Angus Taylor has laid out the government’s main point when it comes to its energy policy:
In emissions reduction, it’s the race for cost-effective, low and negative cost reductions to strengthen our economy, not weaken it.
That’s why the government has undertaken to develop, fund and drive a low-emissions technology road map.
History has also shown us that you don’t tax your way out of a challenge like this. Let’s be clear: there are only two ways to suppress emissions. Either through some form of taxation, or you improve the activities.
There is no third way. Australia can’t and shouldn’t damage its economy to reduce emissions.
We forget that when developing countries … were asked to sacrifice for the environment, they’ve typically prioritised prosperity.

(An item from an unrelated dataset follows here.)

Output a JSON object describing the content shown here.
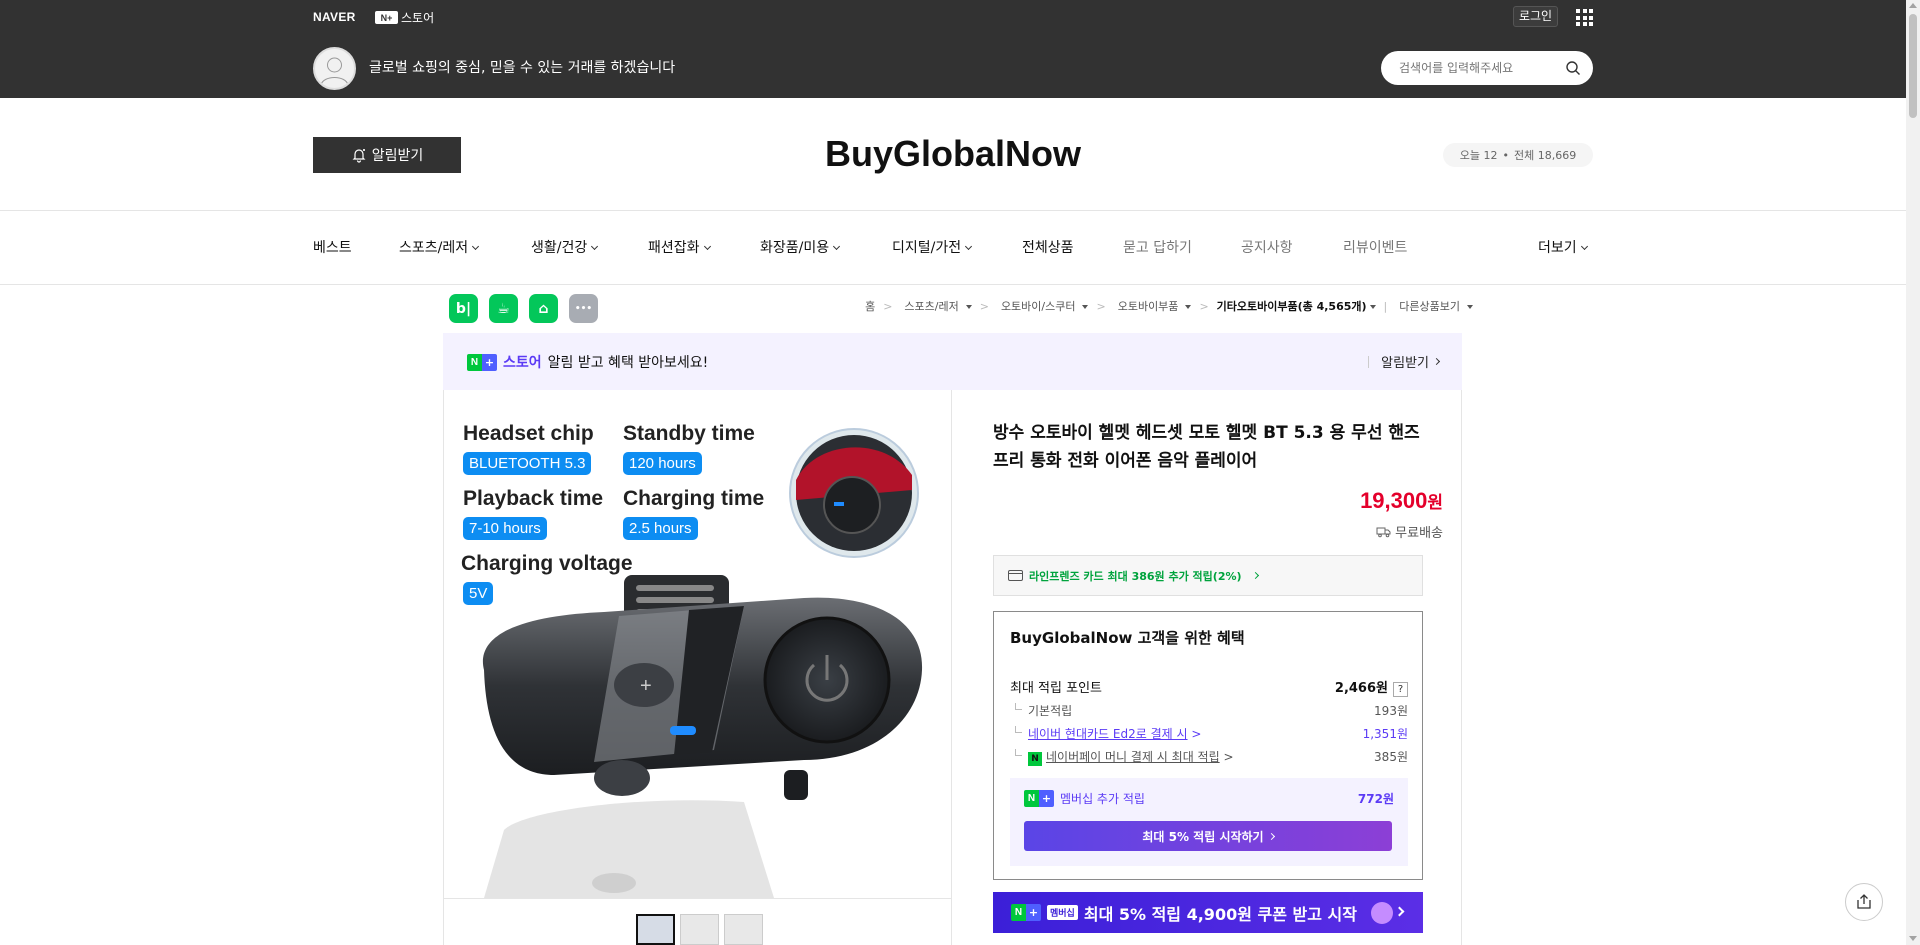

That was the lesson of Copenhagen. We can’t ask them to make the trade-off.
We should also remember the global emissions reduction is the ultimate goal here, with the Paris agreement seeking to achieve net zero in this century for the globe, or preferably sooner.
Now, the only pathway to global emissions reduction while strengthening prosperity is through developing low-emissions technologies at lower cost than higher-emitting alternatives.
Angus Taylor has started his address to the press club.
Murph is there, so we will bring you regular reports.
Melbourne’s weather has now impacted testing sites.
From Victoria Health:
Two outer eastern suburbs coronavirus testing sites have been closed today due to high winds.
The drive-through sites at Casey Fields and Pakenham recreation reserve are open marquees, with potential hazards due to wind dislodging the structures and the problems of staff trying to take down written details in the open.
There are alternative sites nearby for people seeking a test.
The walk-through site at Clyde recreation reserve football pavilion in Pattersons Rd, Clyde, is open daily from 9am to 4pm.
A walk-through site at 7 Gibb St, Berwick, is open from 9.30am to 4pm, and a drive-through site at 20 Woods St, Beaconsfield, is open from 8am to 5pm.
Further details on other available coronavirus (Covid-19) testing site locations can be found on the testing site map at www.dhhs.vic.gov.au/where-get-tested-covid-19
The Victorian hotel quarantine inquiry has been hearing today from the secretary of the Department of Jobs, Precincts and Regions, Simon Phemister. It was his department that was tasked with recruiting security firms for the hotel quarantine inquiry.
Phemister told the inquiry it was not until after the 4.30pm state control centre meeting on 27 March that his department began recruiting security firms. And although the department bears operational responsibility for the use of security guards, Phemister said it was not his decision to use security guards for hotels.
Phemister’s submission to the inquiry states:
DJPR went into the first SCC meeting not knowing whether, and to what extent, private security would be required at hotels, and emerged with a direction: to engage private security to act as frontline security at quarantine hotels.
Phemister, as with every other witness before the inquiry so far, said he was unaware of who made the decision. Victoria police has denied that former chief commissioner Graham Ashton’s preference for security expressed in the SCC meeting led to the decision.
A late-night WhatsApp group chat between Victorian government officials on the day hotel quarantine was announced revealed concern about recruiting security firms to guard returned travellers.
The Covid committee is hearing some very depressing news on how this pandemic has impacted women:
Read the original article at The Guardian